• ACTIVITY
Search each line below for "판매처상품명", then return the lines where it appears.

+ + + + + + +

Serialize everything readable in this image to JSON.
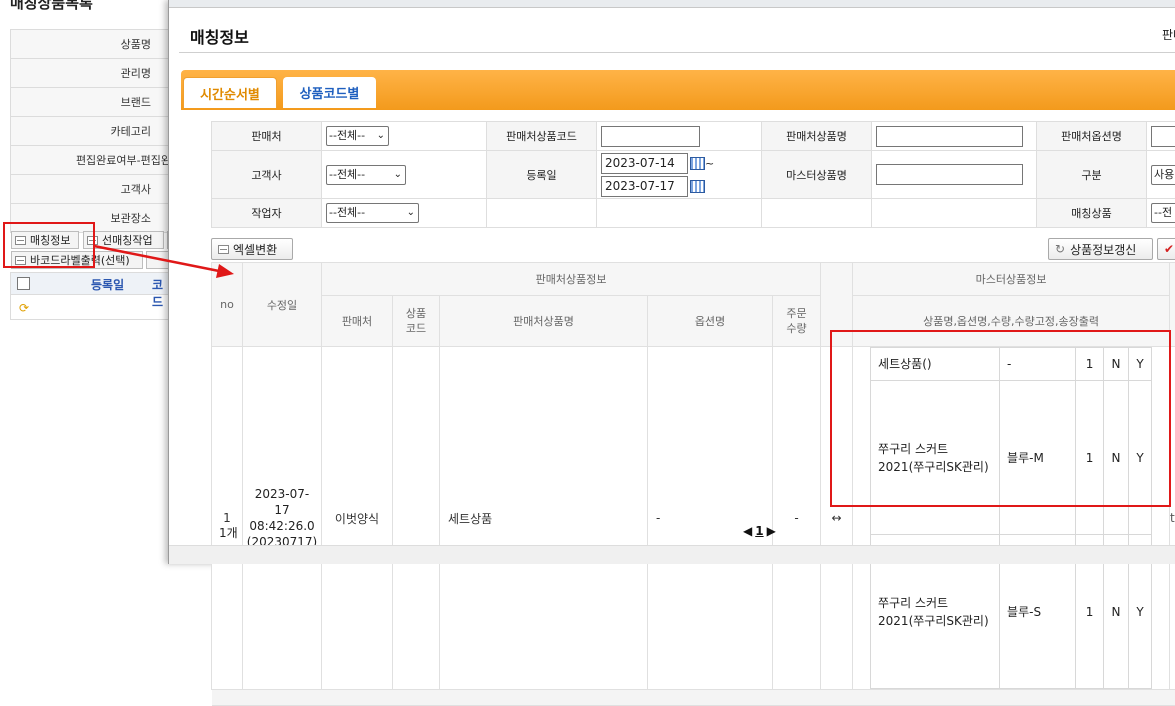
{
  "background": {
    "title": "매칭상품목록",
    "form_labels": [
      "상품명",
      "관리명",
      "브랜드",
      "카테고리",
      "편집완료여부-편집완",
      "고객사",
      "보관장소"
    ],
    "buttons": {
      "matching_info": "매칭정보",
      "pre_matching": "선매칭작업",
      "barcode_print": "바코드라벨출력(선택)"
    },
    "grid_headers": {
      "reg_date": "등록일",
      "code": "코드"
    }
  },
  "popup": {
    "title": "매칭정보",
    "title_right": "판매",
    "tabs": [
      {
        "label": "시간순서별",
        "active": true
      },
      {
        "label": "상품코드별",
        "active": false
      }
    ],
    "search": {
      "seller_label": "판매처",
      "seller_value": "--전체--",
      "seller_code_label": "판매처상품코드",
      "seller_code_value": "",
      "seller_name_label": "판매처상품명",
      "seller_name_value": "",
      "seller_option_label": "판매처옵션명",
      "seller_option_value": "",
      "customer_label": "고객사",
      "customer_value": "--전체--",
      "reg_date_label": "등록일",
      "date_from": "2023-07-14",
      "date_sep": "~",
      "date_to": "2023-07-17",
      "master_name_label": "마스터상품명",
      "master_name_value": "",
      "type_label": "구분",
      "type_value": "사용",
      "worker_label": "작업자",
      "worker_value": "--전체--",
      "matching_label": "매칭상품",
      "matching_value": "--전"
    },
    "toolbar": {
      "excel": "엑셀변환",
      "refresh": "상품정보갱신"
    },
    "grid": {
      "headers": {
        "no": "no",
        "modified": "수정일",
        "seller_group": "판매처상품정보",
        "master_group": "마스터상품정보",
        "seller": "판매처",
        "product_code": "상품\n코드",
        "seller_product": "판매처상품명",
        "option": "옵션명",
        "order_qty": "주문\n수량",
        "master_cols": "상품명,옵션명,수량,수량고정,송장출력"
      },
      "row": {
        "no": "1",
        "date": "2023-07-\n17\n08:42:26.0\n(20230717)",
        "seller": "이벗양식",
        "code": "",
        "product": "세트상품",
        "option": "-",
        "qty": "-",
        "arrow": "↔",
        "trailing": "th"
      },
      "master_rows": [
        {
          "name": "세트상품()",
          "option": "-",
          "qty": "1",
          "fixed": "N",
          "print": "Y"
        },
        {
          "name": "쭈구리 스커트\n2021(쭈구리SK관리)",
          "option": "블루-M",
          "qty": "1",
          "fixed": "N",
          "print": "Y"
        },
        {
          "name": "쭈구리 스커트\n2021(쭈구리SK관리)",
          "option": "블루-S",
          "qty": "1",
          "fixed": "N",
          "print": "Y"
        }
      ]
    },
    "pager": {
      "count": "1개",
      "prev": "◀",
      "page": "1",
      "next": "▶"
    }
  },
  "colors": {
    "tab_orange": "#f39a1c",
    "tab_active_text": "#e08a00",
    "tab_inactive_text": "#1f5fbf",
    "annotation_red": "#e01818"
  }
}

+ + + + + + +

• OUTPUT
      "seller_name_label": "판매처상품명",
        "seller_product": "판매처상품명",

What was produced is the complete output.